In response to students’ requests for fresh, flavorful meal options, USC Hospitality has introduced new on-campus dining venues, menu offerings and products.
“As we continue to listen to feedback from students, we are adjusting our process and products to add more healthy options on campus,” Director of Hospitality Dirk de Jong said.
The Café at the new Wallis Annenberg Hall provides a casual, Italian-inspired dining experience. Manager Max Lopez developed the concept for The Café after traveling to Napa Valley over the summer. Lopez said that he gained inspiration from the honest, ingredient-driven cuisine served at institutions such as Bouchon Bakery and the French Laundry.
The menu at The Café features simple fare made from high-quality ingredients. The best-selling three cheese panini consists of gooey mozzarella and provolone, sun-dried tomatoes and olive tapenade, all sandwiched between crusty Asiago cheese bread. Packed with colorful fresh vegetables and tossed in a subtly sweet champagne vinaigrette, the kale and farro salad is ideal for a light lunch.
The Café also serves coffee and espresso drinks by Illy, an Italian company that sources its beans sustainably. By offering customers the option of enjoying their coffee on-site, Lopez hopes to reduce waste and create a vibrant café culture.
“We want students to feel the difference of how coffee tastes in a porcelain cup,” Lopez said. “Another key thing to be focused on is cutting back waste. We do plates for-here and all of our to-go packaging is made from recycled materials.”
Seeds Marketplace, a bustling lunch destination located inside the Ronald Tutor Campus Center, unveiled three new offerings. The grain station provides wholesome, flavorful vegetarian meals that are made to order. Chef Edward Rodriguez explained the objective behind the grain bowls.
“This station before was sausages and hot dogs and crepes, and for the longest time we thought that that didn’t match the Seeds concept of food that could be modified, vegetables, freshness and grains [based],” Rodriguez said.
The Mediterranean, Southwestern and chili-garlic bowls incorporate bold ingredients and seasonings.
“Instead of simple, original flavors, we went for a lot of ingredients, like eight to 10 ingredients in each item,” Rodriguez said. “But it really brings out color, flavor profile and freshness into the scene.”
Sweet Lucie’s, an organic ice cream company founded by USC alumna Geri Czako, opened up its first scoop shop at Seeds. Czako started making ice cream at home while pregnant with her first child, Lucie.
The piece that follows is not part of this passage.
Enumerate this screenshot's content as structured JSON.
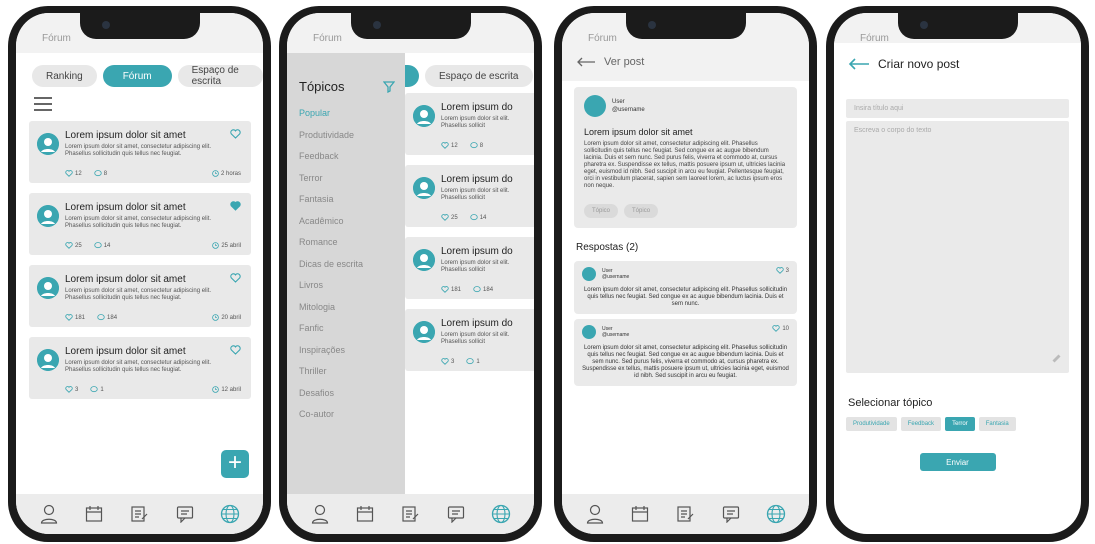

“When I was pregnant with Lucie, I was like all other first-time moms, really into ‘how’s my baby developing,’” Czako said. “I realized that whatever I was eating affects my baby, so I started an organic diet. And of course, like most pregnant women, I was craving ice cream, so the two had to eventually combine, and I started making organic ice cream at home back in 2008.”
Czako began serving her ice cream at pop-up events throughout Los Angeles, quickly gaining a cult following that landed Sweet Lucie’s at Whole Foods in 2010.
Seeds offers fan favorites such as salted caramel and dark chocolate, along with an exclusive flavor called Trojan Swirl. The festive flavor combines creamy vanilla bean ice cream with fresh strawberry and mango sorbets.
DRNK Coffee + Tea, a sustainable coffee company with retail locations throughout Los Angeles, took over the coffee program at Seeds. Appealing to students serious about their morning cup of joe, the three custom blends are ground on-demand.
“Coffee drinkers really get what we do,” said Boris Horvat, director of Operations for DRNK.
Tucked into the basement of the Musick Law Building, the Law School Café introduced a new Asian-inspired menu featuring hearty rice bowls and boba tea. Associate Director of Special Events, Sales and Marketing Erika Chesley said that boba tea has drawn many undergraduate students to the quaint dining venue.
“We’re expecting boba here to take off in the same way that smoothies and juices took off at Nekter,” Chesley said.
“We’re almost doubling our sales from what we had before,” said manager Olivia Ortega-Sanchez. “The demand is there because kids want boba.”
The pork, salmon and vegetarian rice bowls provide a flavorful and cost-effective lunch option, combining carbs, protein and vegetables all in one.
“We worked on the bowls all summer to get a flavor profile,” Rodriguez said. “Do we want creamy, hoisin, sweet, sour, spicy, hot? Well, we figured out that we wanted all of them, so we kind of put them all together in a bowl and they really complement each other.”